Tairyō-bata is the flag hoisted on a fishing boat upon a bountiful return. According to one theory, this type of flag was created around the middle of the Edo period (1603-1868) when the system instating a head of fisherman’s group was established to manage fishing rights. The design is usually auspicious motifs relating to the sea. The bold design created using the tsutsugaki dyeing technique transmits the spirit of the fishermen. Today, tairyō-bata can also be seen adorning boats during festivals, or at celebratory events such as weddings and birth celebrations.
History of Tairyō-bata
Located in Yonago city in Tottori prefecture, Matsuda Somemono-ten (dye shop) was established in 1702 and boasts over 300 years of history. The shop produced indigo dye products up until the start of the Pacific War. It is said that the fourth or the fifth-generation master went to Kyoto for training and acquired the tsutsugaki technique there. During the Edo period there were several dyeing establishments in Yonago, but only Matsuda Somemono-ten has survived today. The shop has remained in the very spot it was first established in the Yonago Hondōri Shōtengai shopping arcade.

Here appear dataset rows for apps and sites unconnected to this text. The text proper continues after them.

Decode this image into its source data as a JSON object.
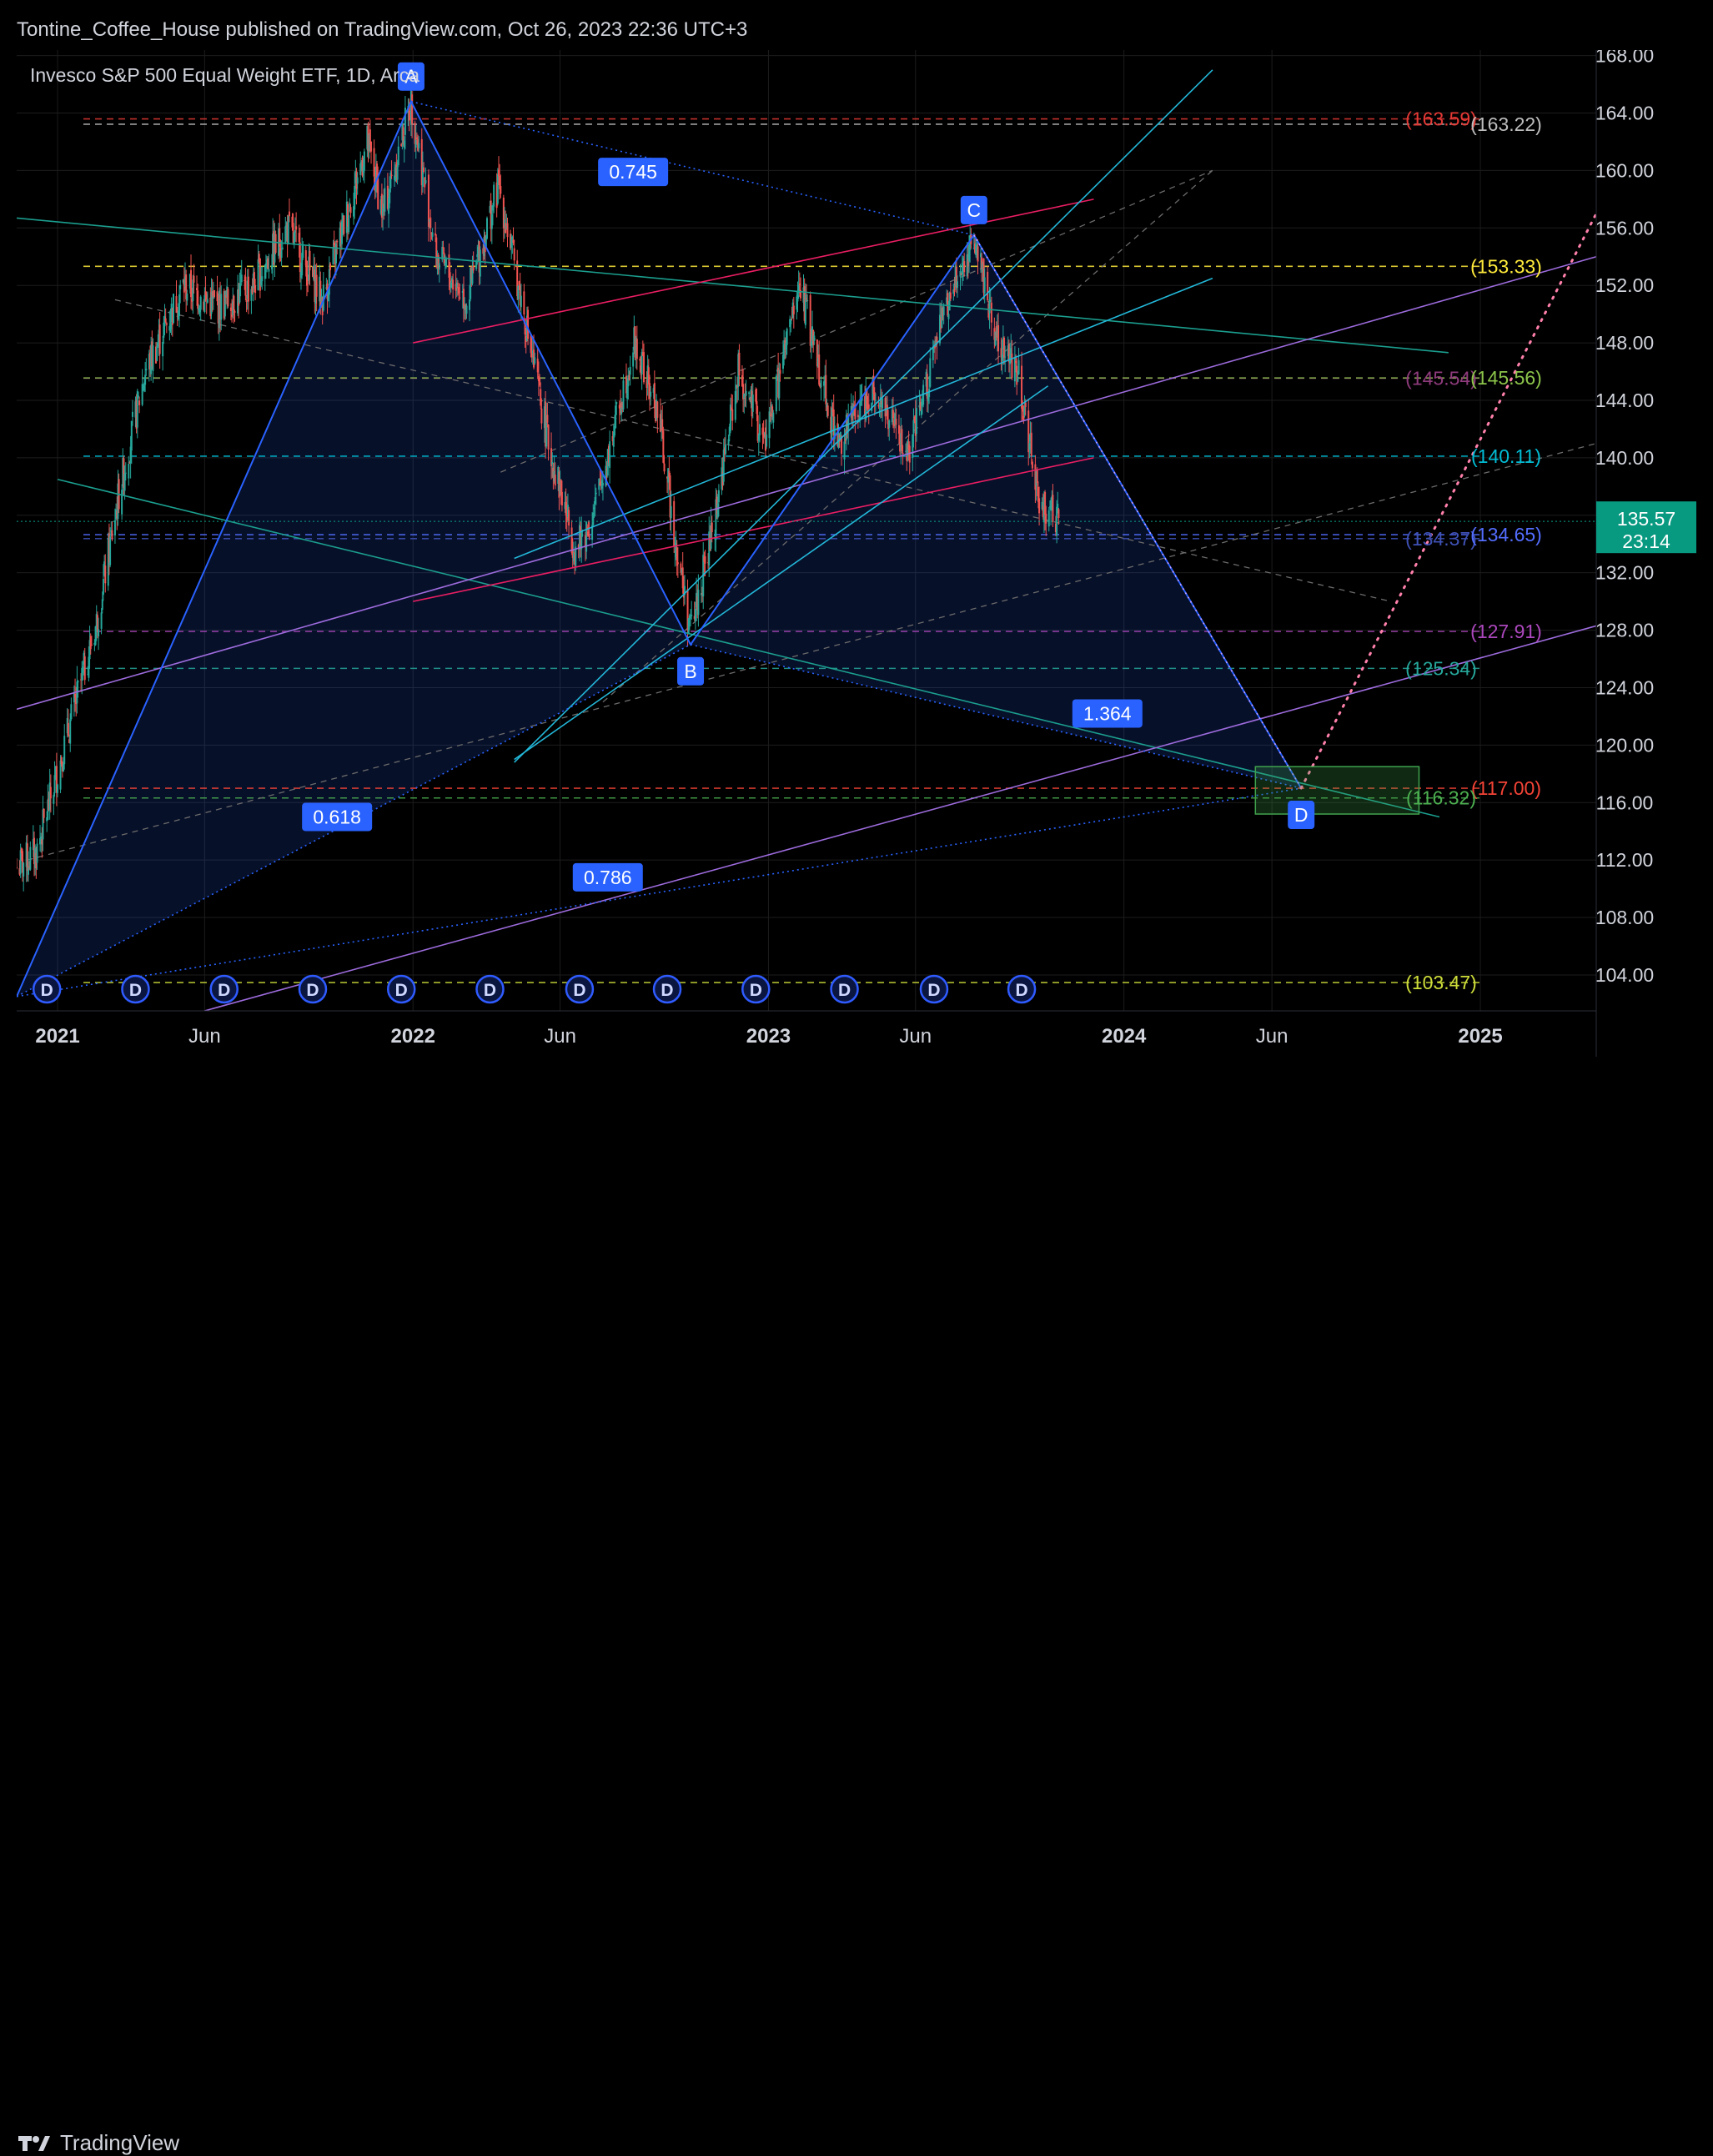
{
  "header": {
    "publisher_line": "Tontine_Coffee_House published on TradingView.com, Oct 26, 2023 22:36 UTC+3"
  },
  "footer": {
    "brand": "TradingView"
  },
  "colors": {
    "background": "#000000",
    "grid": "#1c1c1c",
    "axis_text": "#d1d4dc",
    "candle_up": "#26a69a",
    "candle_down": "#ef5350",
    "pattern_blue": "#2962ff",
    "teal_line": "#1b9e8e",
    "cyan_line": "#23b7d8",
    "pink_line": "#e91e63",
    "purple_line": "#9c6bdc",
    "target_box": "#3fa34d",
    "last_price_bg": "#089981"
  },
  "chart_data": {
    "type": "candlestick",
    "title": "Invesco S&P 500 Equal Weight ETF, 1D, Arca",
    "x_range": [
      "2020-11-20",
      "2025-04-30"
    ],
    "ylim": [
      101.5,
      168.5
    ],
    "y_ticks": [
      104,
      108,
      112,
      116,
      120,
      124,
      128,
      132,
      136,
      140,
      144,
      148,
      152,
      156,
      160,
      164,
      168
    ],
    "y_tick_labels": [
      "104.00",
      "108.00",
      "112.00",
      "116.00",
      "120.00",
      "124.00",
      "128.00",
      "132.00",
      "136.00",
      "140.00",
      "144.00",
      "148.00",
      "152.00",
      "156.00",
      "160.00",
      "164.00",
      "168.00"
    ],
    "x_ticks": [
      {
        "date": "2021-01-01",
        "label": "2021",
        "bold": true
      },
      {
        "date": "2021-06-01",
        "label": "Jun",
        "bold": false
      },
      {
        "date": "2022-01-01",
        "label": "2022",
        "bold": true
      },
      {
        "date": "2022-06-01",
        "label": "Jun",
        "bold": false
      },
      {
        "date": "2023-01-01",
        "label": "2023",
        "bold": true
      },
      {
        "date": "2023-06-01",
        "label": "Jun",
        "bold": false
      },
      {
        "date": "2024-01-01",
        "label": "2024",
        "bold": true
      },
      {
        "date": "2024-06-01",
        "label": "Jun",
        "bold": false
      },
      {
        "date": "2025-01-01",
        "label": "2025",
        "bold": true
      }
    ],
    "last_price": {
      "value": 135.57,
      "label": "135.57",
      "countdown": "23:14"
    },
    "price_path": [
      {
        "date": "2020-11-20",
        "value": 111.5
      },
      {
        "date": "2020-12-10",
        "value": 112.5
      },
      {
        "date": "2021-01-10",
        "value": 120.5
      },
      {
        "date": "2021-02-10",
        "value": 128.5
      },
      {
        "date": "2021-03-05",
        "value": 137.5
      },
      {
        "date": "2021-04-01",
        "value": 146.0
      },
      {
        "date": "2021-05-10",
        "value": 152.0
      },
      {
        "date": "2021-06-15",
        "value": 150.5
      },
      {
        "date": "2021-07-20",
        "value": 152.0
      },
      {
        "date": "2021-08-25",
        "value": 156.0
      },
      {
        "date": "2021-09-30",
        "value": 151.0
      },
      {
        "date": "2021-11-15",
        "value": 162.0
      },
      {
        "date": "2021-12-01",
        "value": 157.0
      },
      {
        "date": "2021-12-30",
        "value": 164.8
      },
      {
        "date": "2022-01-25",
        "value": 154.0
      },
      {
        "date": "2022-02-25",
        "value": 151.0
      },
      {
        "date": "2022-03-30",
        "value": 159.0
      },
      {
        "date": "2022-04-25",
        "value": 150.0
      },
      {
        "date": "2022-05-20",
        "value": 141.0
      },
      {
        "date": "2022-06-17",
        "value": 133.5
      },
      {
        "date": "2022-07-05",
        "value": 136.0
      },
      {
        "date": "2022-08-16",
        "value": 148.0
      },
      {
        "date": "2022-09-10",
        "value": 143.0
      },
      {
        "date": "2022-09-30",
        "value": 133.0
      },
      {
        "date": "2022-10-13",
        "value": 128.0
      },
      {
        "date": "2022-11-05",
        "value": 135.0
      },
      {
        "date": "2022-12-01",
        "value": 146.0
      },
      {
        "date": "2022-12-28",
        "value": 141.0
      },
      {
        "date": "2023-02-02",
        "value": 152.0
      },
      {
        "date": "2023-03-13",
        "value": 141.0
      },
      {
        "date": "2023-04-18",
        "value": 145.0
      },
      {
        "date": "2023-05-25",
        "value": 140.0
      },
      {
        "date": "2023-06-30",
        "value": 150.0
      },
      {
        "date": "2023-07-31",
        "value": 155.5
      },
      {
        "date": "2023-08-25",
        "value": 148.0
      },
      {
        "date": "2023-09-15",
        "value": 146.0
      },
      {
        "date": "2023-10-05",
        "value": 137.0
      },
      {
        "date": "2023-10-26",
        "value": 135.57
      }
    ],
    "horizontal_levels": [
      {
        "value": 163.59,
        "label": "(163.59)",
        "color": "#e53935",
        "label_side": "inner"
      },
      {
        "value": 163.22,
        "label": "(163.22)",
        "color": "#bdbdbd",
        "label_side": "outer"
      },
      {
        "value": 153.33,
        "label": "(153.33)",
        "color": "#ffeb3b",
        "label_side": "outer"
      },
      {
        "value": 145.54,
        "label": "(145.54)",
        "color": "#8e3b7c",
        "label_side": "inner"
      },
      {
        "value": 145.56,
        "label": "(145.56)",
        "color": "#8bc34a",
        "label_side": "outer"
      },
      {
        "value": 140.11,
        "label": "(140.11)",
        "color": "#00bcd4",
        "label_side": "outer"
      },
      {
        "value": 134.37,
        "label": "(134.37)",
        "color": "#3f51b5",
        "label_side": "inner"
      },
      {
        "value": 134.65,
        "label": "(134.65)",
        "color": "#536dfe",
        "label_side": "outer"
      },
      {
        "value": 127.91,
        "label": "(127.91)",
        "color": "#ab47bc",
        "label_side": "outer"
      },
      {
        "value": 125.34,
        "label": "(125.34)",
        "color": "#26a69a",
        "label_side": "inner"
      },
      {
        "value": 117.0,
        "label": "(117.00)",
        "color": "#f44336",
        "label_side": "outer"
      },
      {
        "value": 116.32,
        "label": "(116.32)",
        "color": "#4caf50",
        "label_side": "inner"
      },
      {
        "value": 103.47,
        "label": "(103.47)",
        "color": "#cddc39",
        "label_side": "inner"
      }
    ],
    "harmonic_points": [
      {
        "label": "A",
        "date": "2021-12-30",
        "value": 164.8,
        "label_pos": "above"
      },
      {
        "label": "B",
        "date": "2022-10-13",
        "value": 127.0,
        "label_pos": "below"
      },
      {
        "label": "C",
        "date": "2023-07-31",
        "value": 155.5,
        "label_pos": "above"
      },
      {
        "label": "D",
        "date": "2024-07-01",
        "value": 117.0,
        "label_pos": "below"
      }
    ],
    "ratios": [
      {
        "label": "0.745",
        "date": "2022-08-15",
        "value": 159.9
      },
      {
        "label": "1.364",
        "date": "2023-12-15",
        "value": 122.2
      },
      {
        "label": "0.618",
        "date": "2021-10-15",
        "value": 115.0
      },
      {
        "label": "0.786",
        "date": "2022-07-20",
        "value": 110.8
      }
    ],
    "target_zone": {
      "start": "2024-05-15",
      "end": "2024-10-30",
      "low": 115.2,
      "high": 118.5
    },
    "dividends": {
      "label": "D",
      "dates": [
        "2020-12-21",
        "2021-03-22",
        "2021-06-21",
        "2021-09-20",
        "2021-12-20",
        "2022-03-21",
        "2022-06-21",
        "2022-09-19",
        "2022-12-19",
        "2023-03-20",
        "2023-06-20",
        "2023-09-18"
      ]
    }
  }
}
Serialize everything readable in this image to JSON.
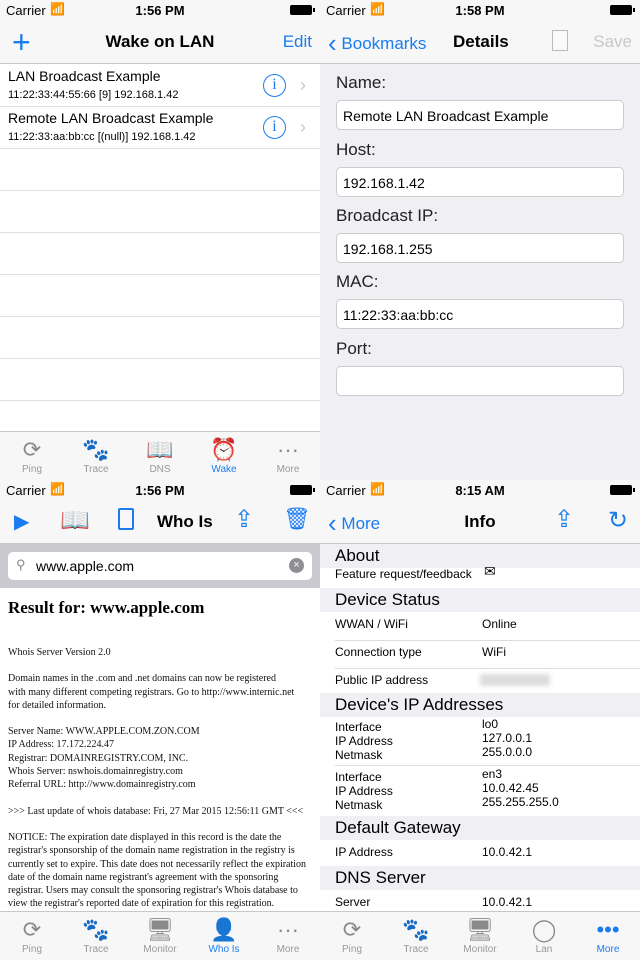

Fisherman's flag (2019-08-30) by Matsuda somemonotenTottori Prefectural Government
Making a design of Tairyo-bata, fisherman's flag (2020) by Nariki MatsudaTottori Prefectural Government
A tairyō-bata is created first by sketching over the fabric. Next, glutinous rice flour, rice bran, lime and other substances are mixed inside a piping bag made of tanned paper, before the paste is squeezed out along the sketched motifs. Known as tsutsugaki, this technique requires skilled hands to create the characters and outlines. Meanwhile, the paste is adequately mixed by skilled artisans according to the weather and humidity at the time of mixing.
The paste of tsutsugak dying, fisherman's flag (2020) by Nariki MatsudaTottori Prefectural Government
Once the tsutsugaki process is finished, brushes are used to dye the fabric. As the dye dries fast, vibrant dye colours must be evenly applied swiftly. The brushes are made from deer or wolf hair to provide desirable body and flexibility.
Vibrant dye colours, fisherman's flag (2020) by Nariki MatsudaTottori Prefectural Government
The paste applied during the tsutsugaki process is removed by soaking the fabric in water. The sections covered by the paste remain white and enhances the dyed motifs. For making a tairyō-bata sun-resistant and colour-fast dyes are used and each piece of fabric is hand washed.
Wash-off, fisherman's flag (2020) by Nariki MatsudaTottori Prefectural Government
After the paste has been washed off, the fabric is set to dry in the sun. To avoid wrinkling due to uneven drying, the fabric is stretched taut. Large fabrics take between approximately 20 to 30 minutes to dry, while small fabrics take about 15 minutes.
The flag is given a finish by sewing the edges. Large flags are made by sewing together several piece of dyed fabric. Each and every carefully made flag transmits the warm handmade touch not possible with machine production.
The appeal of Tairyō-bata
The vibrantly applied primary colours and the powerful design with motifs placed in the centre—such profound colour tones are not attainable by modern printing techniques. The sketch is drawn on the fabric freehand with a prepared design used as reference. This is possible thanks to the craftsmanship cultivated by the Matsuda Somemono-ten. The bold characters and design on every tairyō-bata are original and based on traditions passed down from generation to generation. With the tsutsugaki technique borders are not created; instead, vibrant gradations between dark and light colours are freely applied and blended out by the artisan.
Nariki Matsuda, 13th generation, began working as a dyeing artisan 24 years ago. Past designs created at Matsuda Somemono-ten included both Japanese and Western designs to satisfy customer demands. The shop receives orders from all around Japan. “I want to create dyed work as art next,” says Mr. Matsuda.
Fuji & Umi
Takayama Kengo, A-PROJECTS
English translation by:
Eddy Y.L. Chang
Text and Exhibition created by:
Aoyama Misa, Kyoto Women's University
Iida Natsuki, Kyoto Women's University
Takiguchi Tomoko, Kyoto Women's University
Dr Maezaki Shinya, Kyoto Women's University
This exhibition is provided by:
Tottori Prefectural Govenment